But here's where it gets top secret and what you won't find in other bone broth recipes: mushrooms, especially of the medicinal variety. One of the amazing hot topics in medical research right now is the beta-glucan molecule contained in mushrooms. Not so much your average button mushroom, but exotic mushrooms like reishi, turkey tail, or chaga. We're learning that mushrooms interact with many of the receptors in our body in a very special way and are incredibly beneficial to the immune system. The best way to take these mushrooms is by drinking them as a tea. Probably not something most people will do regularly. But it is incredibly simple to incorporate mushrooms into bone broth and ensure regular consumption via this method.
You can drink bone broth all on it's own, but my favourite way to use it is as an ingredient in other recipes. It adds a richness and depth that is incredible and that I never experience with store-bought stocks and bullion cubes. (No wonder, since store-bought stocks and broths don't contain any of the health-boosting compounds found in homemade bone broth!) I like to make a concentrated form of bone broth that I freeze into 1/4-cup portions and then use in soups, sauces, and different veggie dishes (like Cauliflower & Cheese). It's in a concentrated form, so if making soup, dilute each cup of broth with 1-2 cups of water (depending on taste).
Making bone broth is also great if you have a bit of frustration or aggression to get out of your system. It's essential to break the bones and joints before putting them on to simmer, which you can do with either a meat cleaver or a mallet. Bam, bam, bam! Whack, whack, whack!
I use only organic, naturally-fed animal carcasses in order to ensure that the broth has anti-inflammatory rather than pro-inflammatory properties. You can try roasting a chicken and using the carcass afterwards, but I like to order fresh carcasses for £1 each along with my weekly vegetable box from Abel & Cole. Bonus: they come with giblets, which you can use for making Italian Meatballs!
My new favourite brew! In a study of the antioxidants in hundreds of drinks, hibiscus tea came out on top, way above even the next highest, matcha tea (which, itself, is much higher than standard green tea!). (nutritionfacts.org) With fresh mint and lemon, it tastes just like a deliciously fruity punch. Drink hot or cold, it's great both ways!

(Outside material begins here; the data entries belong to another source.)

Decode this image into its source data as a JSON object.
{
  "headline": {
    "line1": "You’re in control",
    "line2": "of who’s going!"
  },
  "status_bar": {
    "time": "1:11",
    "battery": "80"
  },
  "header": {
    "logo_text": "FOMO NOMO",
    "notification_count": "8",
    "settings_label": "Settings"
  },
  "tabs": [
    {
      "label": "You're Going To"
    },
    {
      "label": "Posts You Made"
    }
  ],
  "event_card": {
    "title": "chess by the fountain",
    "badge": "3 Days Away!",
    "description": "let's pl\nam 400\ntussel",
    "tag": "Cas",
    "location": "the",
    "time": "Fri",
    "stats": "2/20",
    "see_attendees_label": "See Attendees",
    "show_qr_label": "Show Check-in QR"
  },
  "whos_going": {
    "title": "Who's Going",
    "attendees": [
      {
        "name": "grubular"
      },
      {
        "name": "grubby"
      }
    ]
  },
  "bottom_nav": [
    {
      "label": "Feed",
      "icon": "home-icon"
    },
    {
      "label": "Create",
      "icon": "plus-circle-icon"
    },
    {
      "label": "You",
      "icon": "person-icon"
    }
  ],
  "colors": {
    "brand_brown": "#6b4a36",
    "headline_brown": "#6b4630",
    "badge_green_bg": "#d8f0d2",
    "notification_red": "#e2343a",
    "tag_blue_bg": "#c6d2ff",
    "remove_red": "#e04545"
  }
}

I like Yogi Tea's organic "Women's Energy" hibiscus blend with liquorice, peppermint, raspberry leaves, angelica root, cinnamon, ginger and other lovely organic spices. The cinnamon and liquorice give the tea just a touch of sweetness without the need for sugar. But you can use any hibiscus tea that you'd like or even the whole dried flowers.
For a raw vegan version, use water below 40 degrees C/104 degrees F. Due to the cooler temperature, it will need to brew for about 15-20 minutes.